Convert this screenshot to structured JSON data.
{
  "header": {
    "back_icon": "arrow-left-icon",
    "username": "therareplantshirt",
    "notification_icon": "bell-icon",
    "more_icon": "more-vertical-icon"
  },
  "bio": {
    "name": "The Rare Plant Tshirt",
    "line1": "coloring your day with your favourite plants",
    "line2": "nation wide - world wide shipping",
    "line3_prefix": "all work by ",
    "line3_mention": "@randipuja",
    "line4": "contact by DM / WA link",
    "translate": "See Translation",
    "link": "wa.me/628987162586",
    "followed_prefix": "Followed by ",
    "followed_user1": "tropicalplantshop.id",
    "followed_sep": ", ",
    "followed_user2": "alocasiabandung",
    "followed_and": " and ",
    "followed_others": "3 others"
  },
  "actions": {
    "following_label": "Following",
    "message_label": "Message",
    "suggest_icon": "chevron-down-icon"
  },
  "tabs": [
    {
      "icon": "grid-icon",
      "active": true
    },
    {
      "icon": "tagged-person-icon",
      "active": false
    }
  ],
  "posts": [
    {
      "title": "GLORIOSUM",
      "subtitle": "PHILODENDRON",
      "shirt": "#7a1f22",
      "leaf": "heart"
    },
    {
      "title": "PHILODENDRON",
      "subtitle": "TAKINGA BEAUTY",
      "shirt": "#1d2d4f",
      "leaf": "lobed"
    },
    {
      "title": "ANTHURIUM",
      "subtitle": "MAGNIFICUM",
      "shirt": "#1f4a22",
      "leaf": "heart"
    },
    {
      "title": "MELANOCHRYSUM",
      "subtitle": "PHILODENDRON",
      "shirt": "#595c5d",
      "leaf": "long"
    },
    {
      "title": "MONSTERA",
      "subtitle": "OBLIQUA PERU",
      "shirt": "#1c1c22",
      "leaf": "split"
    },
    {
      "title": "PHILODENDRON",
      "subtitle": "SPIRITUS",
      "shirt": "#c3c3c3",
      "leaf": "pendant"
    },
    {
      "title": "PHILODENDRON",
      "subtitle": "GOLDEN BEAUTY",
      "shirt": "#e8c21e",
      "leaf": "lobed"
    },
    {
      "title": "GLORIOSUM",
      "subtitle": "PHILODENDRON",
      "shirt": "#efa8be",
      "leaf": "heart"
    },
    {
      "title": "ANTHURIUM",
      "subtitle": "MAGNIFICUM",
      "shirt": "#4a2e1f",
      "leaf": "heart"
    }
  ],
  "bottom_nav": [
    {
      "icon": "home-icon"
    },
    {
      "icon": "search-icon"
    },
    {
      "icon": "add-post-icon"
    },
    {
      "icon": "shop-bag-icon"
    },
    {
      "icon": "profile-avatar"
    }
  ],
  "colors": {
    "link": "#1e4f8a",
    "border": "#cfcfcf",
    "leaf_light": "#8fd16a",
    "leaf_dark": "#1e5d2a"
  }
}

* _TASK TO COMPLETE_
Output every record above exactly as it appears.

* _TASK ANSWER_
Convert this screenshot to structured JSON data.
{
  "header": {
    "back_icon": "arrow-left-icon",
    "username": "therareplantshirt",
    "notification_icon": "bell-icon",
    "more_icon": "more-vertical-icon"
  },
  "bio": {
    "name": "The Rare Plant Tshirt",
    "line1": "coloring your day with your favourite plants",
    "line2": "nation wide - world wide shipping",
    "line3_prefix": "all work by ",
    "line3_mention": "@randipuja",
    "line4": "contact by DM / WA link",
    "translate": "See Translation",
    "link": "wa.me/628987162586",
    "followed_prefix": "Followed by ",
    "followed_user1": "tropicalplantshop.id",
    "followed_sep": ", ",
    "followed_user2": "alocasiabandung",
    "followed_and": " and ",
    "followed_others": "3 others"
  },
  "actions": {
    "following_label": "Following",
    "message_label": "Message",
    "suggest_icon": "chevron-down-icon"
  },
  "tabs": [
    {
      "icon": "grid-icon",
      "active": true
    },
    {
      "icon": "tagged-person-icon",
      "active": false
    }
  ],
  "posts": [
    {
      "title": "GLORIOSUM",
      "subtitle": "PHILODENDRON",
      "shirt": "#7a1f22",
      "leaf": "heart"
    },
    {
      "title": "PHILODENDRON",
      "subtitle": "TAKINGA BEAUTY",
      "shirt": "#1d2d4f",
      "leaf": "lobed"
    },
    {
      "title": "ANTHURIUM",
      "subtitle": "MAGNIFICUM",
      "shirt": "#1f4a22",
      "leaf": "heart"
    },
    {
      "title": "MELANOCHRYSUM",
      "subtitle": "PHILODENDRON",
      "shirt": "#595c5d",
      "leaf": "long"
    },
    {
      "title": "MONSTERA",
      "subtitle": "OBLIQUA PERU",
      "shirt": "#1c1c22",
      "leaf": "split"
    },
    {
      "title": "PHILODENDRON",
      "subtitle": "SPIRITUS",
      "shirt": "#c3c3c3",
      "leaf": "pendant"
    },
    {
      "title": "PHILODENDRON",
      "subtitle": "GOLDEN BEAUTY",
      "shirt": "#e8c21e",
      "leaf": "lobed"
    },
    {
      "title": "GLORIOSUM",
      "subtitle": "PHILODENDRON",
      "shirt": "#efa8be",
      "leaf": "heart"
    },
    {
      "title": "ANTHURIUM",
      "subtitle": "MAGNIFICUM",
      "shirt": "#4a2e1f",
      "leaf": "heart"
    }
  ],
  "bottom_nav": [
    {
      "icon": "home-icon"
    },
    {
      "icon": "search-icon"
    },
    {
      "icon": "add-post-icon"
    },
    {
      "icon": "shop-bag-icon"
    },
    {
      "icon": "profile-avatar"
    }
  ],
  "colors": {
    "link": "#1e4f8a",
    "border": "#cfcfcf",
    "leaf_light": "#8fd16a",
    "leaf_dark": "#1e5d2a"
  }
}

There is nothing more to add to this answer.